Even I say the same thing, and we all know that whatever the ads may say, Nomad still has some problems in some regions of Mauritius. Can’t blame them if Mauritius is a mountainous country, and if wireless signals can’t go through mountains so well.

Due to the short length of the article, not much details are provided just yet. It appears to be long-range, but there are no details about the underlying technology, for example whether it’s WiMax or something like that.

What is mentioned is “haut débit” which I hope is better than the 256K and 512K that we currently have now (for users like me, megabit is out of price!). I wouldn’t mind a megabit, wireless connection if it’s fairly priced and uncapped (or high cap).

Another good thing. The creation of DCL Telecoms, so this could probably indicate the coming in of another ISP on the national market. DCL was already there, and it’s just that the company *might* dedicate more efforts to Internet now. This is just my opinion, huh! 😛

There is not much info now, so let’s wait and see what happens, and if ever the project can survive.

The end of privacy on the Internet?


CCTV Cameras

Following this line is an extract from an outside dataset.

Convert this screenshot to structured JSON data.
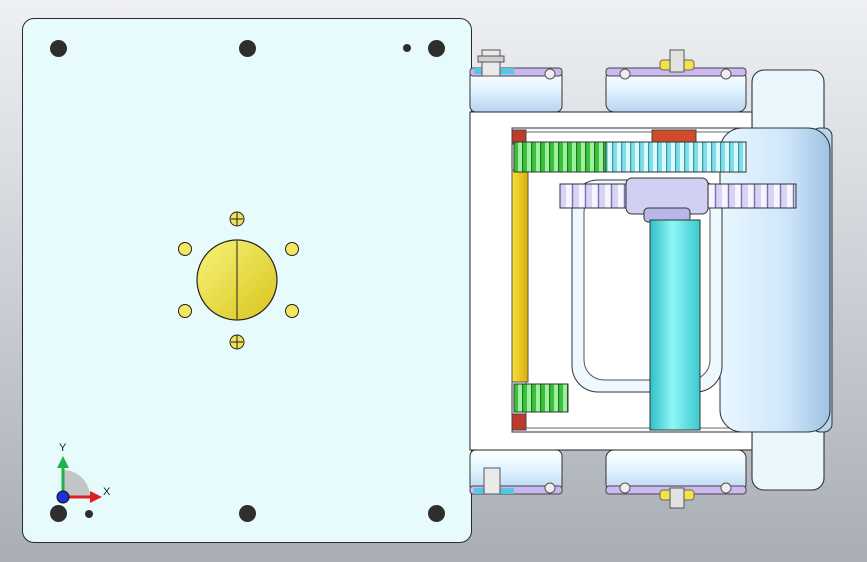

A number of recent events occurring over the Internet prompted me to write this article. What were these events about? Well, if you want to know, they are about privacy decreasing over the Internet. Most users think that while they are online, they are nameless and faceless; One among the millions or billions of users and that they can do pretty much what they want.

Guess again buddy! In fact, I’d go as far as to say you are never anonymous over the Internet. Why? There is always your IP address. Hide it via a proxy you say? Your ISP still has your record, and if ever your proxy is not totally reliable, then you could easily be found.

I’ll be talking about the decreasing levels of privacy. “The Internet is an unregulated network with free-flow of Information”, or so the definition says. Is it really true? Not according to me. Do you consider bandwidth regulation schemes, commonly known as “bandwidth capping” to be unregulated flow of information?

You are not allowed to use some services at some times of the day, by some ISPs. That’s a lot of some’s, but it’s there. P2P throttling is becoming increasingly common among ISPs who are seeing their bandwidth being swamped with P2P traffic. This violates the basic philosophy of a free-flow of information, right?

But let’s see what the Japanese have to say when it comes to how they use the Internet.

We know that the Japanese are very good when it comes to high-speed Internet, with something like 100Mbps available at around $45 per month. We also know that Fair-Usage Policies were introduced by Orange in Mauritius, giving you a download-capping of around 10GB a month, or so we guessed. Guess what the Japan ISP, NTT did. They implemented an upload-capping of (!!) 30GB per day! Downloads, of course, are still unlimited. Ok… *shocked* Read more here.

Now for the decreasing privacy topic. Starting with the most recent now, let’s see flagrant cases of what I’d call “invasion of privacy” but which authorities seem to consider “normal”. You be the judge.

Read the rest of the article